Web page and app entries:
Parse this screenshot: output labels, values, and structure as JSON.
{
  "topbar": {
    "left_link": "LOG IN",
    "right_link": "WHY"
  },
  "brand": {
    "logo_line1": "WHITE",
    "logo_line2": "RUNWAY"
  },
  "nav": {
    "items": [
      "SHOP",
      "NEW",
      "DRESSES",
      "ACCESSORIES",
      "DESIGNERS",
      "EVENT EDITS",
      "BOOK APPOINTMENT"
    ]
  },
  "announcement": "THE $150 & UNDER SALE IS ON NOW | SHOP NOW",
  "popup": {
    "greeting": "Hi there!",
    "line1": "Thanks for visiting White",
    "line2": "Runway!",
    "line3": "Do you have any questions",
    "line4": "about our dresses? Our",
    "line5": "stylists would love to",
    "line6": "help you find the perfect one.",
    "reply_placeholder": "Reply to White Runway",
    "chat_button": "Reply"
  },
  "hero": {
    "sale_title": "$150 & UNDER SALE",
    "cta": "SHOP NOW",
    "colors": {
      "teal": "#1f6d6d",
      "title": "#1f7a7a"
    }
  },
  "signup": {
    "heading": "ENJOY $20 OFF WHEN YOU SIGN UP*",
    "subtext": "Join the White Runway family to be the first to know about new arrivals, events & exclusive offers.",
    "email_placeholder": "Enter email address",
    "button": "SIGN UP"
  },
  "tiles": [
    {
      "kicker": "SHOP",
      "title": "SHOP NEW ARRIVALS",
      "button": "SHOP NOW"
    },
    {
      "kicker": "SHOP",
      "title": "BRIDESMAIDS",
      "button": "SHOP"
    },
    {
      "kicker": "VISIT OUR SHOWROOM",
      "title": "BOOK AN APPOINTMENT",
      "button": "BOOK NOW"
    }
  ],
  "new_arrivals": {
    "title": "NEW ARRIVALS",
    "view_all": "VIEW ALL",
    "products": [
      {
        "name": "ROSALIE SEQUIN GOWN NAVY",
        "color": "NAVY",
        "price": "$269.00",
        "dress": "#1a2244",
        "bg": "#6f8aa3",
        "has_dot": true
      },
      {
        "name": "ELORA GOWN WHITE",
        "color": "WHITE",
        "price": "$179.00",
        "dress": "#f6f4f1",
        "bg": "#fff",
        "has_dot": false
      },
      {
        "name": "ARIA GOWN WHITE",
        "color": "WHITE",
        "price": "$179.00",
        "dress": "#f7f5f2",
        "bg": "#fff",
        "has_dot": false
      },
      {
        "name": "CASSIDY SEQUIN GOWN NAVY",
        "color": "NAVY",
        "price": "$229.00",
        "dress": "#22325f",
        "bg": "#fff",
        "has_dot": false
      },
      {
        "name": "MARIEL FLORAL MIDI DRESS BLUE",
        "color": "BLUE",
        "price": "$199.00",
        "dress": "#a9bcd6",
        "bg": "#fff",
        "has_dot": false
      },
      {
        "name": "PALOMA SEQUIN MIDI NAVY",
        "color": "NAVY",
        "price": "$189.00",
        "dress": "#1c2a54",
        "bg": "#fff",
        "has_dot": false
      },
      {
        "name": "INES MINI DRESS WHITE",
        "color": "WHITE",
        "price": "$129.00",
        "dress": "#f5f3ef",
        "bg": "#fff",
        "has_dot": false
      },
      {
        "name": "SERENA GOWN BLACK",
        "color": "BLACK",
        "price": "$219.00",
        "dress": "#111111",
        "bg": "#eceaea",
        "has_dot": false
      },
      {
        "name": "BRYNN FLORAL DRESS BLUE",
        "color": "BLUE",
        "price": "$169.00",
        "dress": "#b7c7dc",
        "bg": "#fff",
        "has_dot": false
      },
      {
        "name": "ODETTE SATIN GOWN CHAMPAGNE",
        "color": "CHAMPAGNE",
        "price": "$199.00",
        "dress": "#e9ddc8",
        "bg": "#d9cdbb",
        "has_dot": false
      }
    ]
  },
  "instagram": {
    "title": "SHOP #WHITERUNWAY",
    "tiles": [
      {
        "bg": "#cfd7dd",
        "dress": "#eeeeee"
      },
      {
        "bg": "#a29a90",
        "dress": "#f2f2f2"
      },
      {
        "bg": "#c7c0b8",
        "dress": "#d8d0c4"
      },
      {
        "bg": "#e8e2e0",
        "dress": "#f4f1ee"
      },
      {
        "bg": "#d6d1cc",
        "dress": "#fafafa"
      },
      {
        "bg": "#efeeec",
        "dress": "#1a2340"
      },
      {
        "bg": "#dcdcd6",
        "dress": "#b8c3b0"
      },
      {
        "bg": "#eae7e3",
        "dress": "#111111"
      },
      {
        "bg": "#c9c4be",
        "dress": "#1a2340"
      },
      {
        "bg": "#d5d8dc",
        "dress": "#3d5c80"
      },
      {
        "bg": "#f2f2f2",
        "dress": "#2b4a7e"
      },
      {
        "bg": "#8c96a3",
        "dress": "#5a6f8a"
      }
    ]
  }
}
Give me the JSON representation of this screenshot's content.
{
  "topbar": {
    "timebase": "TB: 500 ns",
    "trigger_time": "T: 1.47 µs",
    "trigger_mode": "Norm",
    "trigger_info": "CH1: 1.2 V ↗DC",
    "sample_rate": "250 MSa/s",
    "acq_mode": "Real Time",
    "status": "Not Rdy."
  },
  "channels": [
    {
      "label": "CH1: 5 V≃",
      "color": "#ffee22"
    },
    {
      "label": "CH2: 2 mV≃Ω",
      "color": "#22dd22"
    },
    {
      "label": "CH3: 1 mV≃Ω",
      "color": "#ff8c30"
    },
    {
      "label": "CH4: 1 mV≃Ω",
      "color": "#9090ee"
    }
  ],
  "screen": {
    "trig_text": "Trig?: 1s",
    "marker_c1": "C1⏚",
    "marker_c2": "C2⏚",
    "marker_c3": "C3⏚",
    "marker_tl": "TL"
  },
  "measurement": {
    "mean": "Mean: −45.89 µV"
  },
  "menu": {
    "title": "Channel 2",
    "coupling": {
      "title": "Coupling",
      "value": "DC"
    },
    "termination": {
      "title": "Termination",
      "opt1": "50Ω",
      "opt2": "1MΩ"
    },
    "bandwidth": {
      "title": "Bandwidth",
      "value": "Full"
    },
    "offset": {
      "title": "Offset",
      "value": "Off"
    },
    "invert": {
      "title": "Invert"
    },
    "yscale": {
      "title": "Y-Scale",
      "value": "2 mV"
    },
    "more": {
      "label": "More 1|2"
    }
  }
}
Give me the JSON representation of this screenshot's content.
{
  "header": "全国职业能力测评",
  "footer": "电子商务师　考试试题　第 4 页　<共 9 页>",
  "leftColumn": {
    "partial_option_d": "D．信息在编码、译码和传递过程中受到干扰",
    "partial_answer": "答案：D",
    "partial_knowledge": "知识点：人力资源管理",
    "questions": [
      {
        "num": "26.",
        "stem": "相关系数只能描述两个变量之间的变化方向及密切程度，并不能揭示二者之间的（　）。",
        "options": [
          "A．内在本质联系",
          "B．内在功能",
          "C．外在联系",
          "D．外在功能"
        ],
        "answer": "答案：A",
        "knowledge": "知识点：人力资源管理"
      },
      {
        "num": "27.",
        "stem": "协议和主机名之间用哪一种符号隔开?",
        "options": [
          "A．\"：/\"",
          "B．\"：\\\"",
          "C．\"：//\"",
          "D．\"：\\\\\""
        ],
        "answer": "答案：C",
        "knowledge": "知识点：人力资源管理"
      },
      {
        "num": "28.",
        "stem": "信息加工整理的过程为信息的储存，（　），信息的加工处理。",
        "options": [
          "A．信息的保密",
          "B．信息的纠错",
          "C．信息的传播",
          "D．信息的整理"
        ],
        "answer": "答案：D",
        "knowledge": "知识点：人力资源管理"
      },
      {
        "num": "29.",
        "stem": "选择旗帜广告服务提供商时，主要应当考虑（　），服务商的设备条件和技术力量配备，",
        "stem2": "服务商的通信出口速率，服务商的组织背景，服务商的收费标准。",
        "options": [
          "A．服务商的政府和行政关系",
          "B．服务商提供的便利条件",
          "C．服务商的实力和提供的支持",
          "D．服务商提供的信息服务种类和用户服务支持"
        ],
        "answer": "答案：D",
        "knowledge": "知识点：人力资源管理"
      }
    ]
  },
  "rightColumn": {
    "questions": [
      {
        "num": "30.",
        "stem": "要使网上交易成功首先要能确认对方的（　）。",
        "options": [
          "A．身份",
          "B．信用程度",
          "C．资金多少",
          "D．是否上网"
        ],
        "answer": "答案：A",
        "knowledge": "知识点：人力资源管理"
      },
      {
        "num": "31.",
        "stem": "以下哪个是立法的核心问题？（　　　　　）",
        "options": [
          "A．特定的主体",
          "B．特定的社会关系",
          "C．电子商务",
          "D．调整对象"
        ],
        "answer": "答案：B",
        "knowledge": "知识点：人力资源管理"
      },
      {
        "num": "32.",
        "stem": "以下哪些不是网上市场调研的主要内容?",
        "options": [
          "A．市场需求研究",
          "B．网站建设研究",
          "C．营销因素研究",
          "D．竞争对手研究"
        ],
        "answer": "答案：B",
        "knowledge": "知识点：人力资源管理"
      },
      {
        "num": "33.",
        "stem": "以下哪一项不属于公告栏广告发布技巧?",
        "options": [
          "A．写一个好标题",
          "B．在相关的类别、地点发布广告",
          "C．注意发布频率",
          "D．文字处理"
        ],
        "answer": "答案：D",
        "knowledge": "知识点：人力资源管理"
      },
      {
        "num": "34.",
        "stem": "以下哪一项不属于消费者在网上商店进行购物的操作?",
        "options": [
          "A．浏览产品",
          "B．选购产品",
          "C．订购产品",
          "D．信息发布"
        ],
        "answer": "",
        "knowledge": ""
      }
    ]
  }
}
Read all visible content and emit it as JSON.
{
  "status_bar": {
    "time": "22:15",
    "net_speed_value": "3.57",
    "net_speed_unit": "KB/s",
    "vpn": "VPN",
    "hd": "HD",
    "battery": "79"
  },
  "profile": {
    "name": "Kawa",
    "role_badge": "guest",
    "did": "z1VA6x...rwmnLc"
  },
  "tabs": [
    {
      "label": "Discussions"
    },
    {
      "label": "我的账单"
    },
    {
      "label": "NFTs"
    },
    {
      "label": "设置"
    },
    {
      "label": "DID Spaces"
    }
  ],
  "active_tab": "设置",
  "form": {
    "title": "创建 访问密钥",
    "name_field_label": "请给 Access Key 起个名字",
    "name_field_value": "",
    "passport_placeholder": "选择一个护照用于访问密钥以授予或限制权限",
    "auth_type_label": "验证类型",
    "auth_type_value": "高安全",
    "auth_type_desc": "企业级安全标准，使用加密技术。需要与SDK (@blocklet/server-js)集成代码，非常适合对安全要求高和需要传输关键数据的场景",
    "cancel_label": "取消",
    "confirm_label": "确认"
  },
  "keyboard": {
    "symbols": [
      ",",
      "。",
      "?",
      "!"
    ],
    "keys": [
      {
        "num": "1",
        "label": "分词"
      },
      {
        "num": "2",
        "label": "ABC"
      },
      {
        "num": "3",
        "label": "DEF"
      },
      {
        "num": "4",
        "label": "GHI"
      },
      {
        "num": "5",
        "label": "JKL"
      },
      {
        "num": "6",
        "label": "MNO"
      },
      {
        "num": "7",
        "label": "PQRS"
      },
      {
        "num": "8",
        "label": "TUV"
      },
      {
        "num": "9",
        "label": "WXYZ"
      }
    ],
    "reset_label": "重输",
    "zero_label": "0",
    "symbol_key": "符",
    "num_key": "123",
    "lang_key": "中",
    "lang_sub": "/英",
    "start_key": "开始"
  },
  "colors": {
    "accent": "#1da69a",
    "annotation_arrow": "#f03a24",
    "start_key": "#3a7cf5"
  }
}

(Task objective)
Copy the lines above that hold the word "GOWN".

(Task result)
        "name": "ROSALIE SEQUIN GOWN NAVY",
        "name": "ELORA GOWN WHITE",
        "name": "ARIA GOWN WHITE",
        "name": "CASSIDY SEQUIN GOWN NAVY",
        "name": "SERENA GOWN BLACK",
        "name": "ODETTE SATIN GOWN CHAMPAGNE",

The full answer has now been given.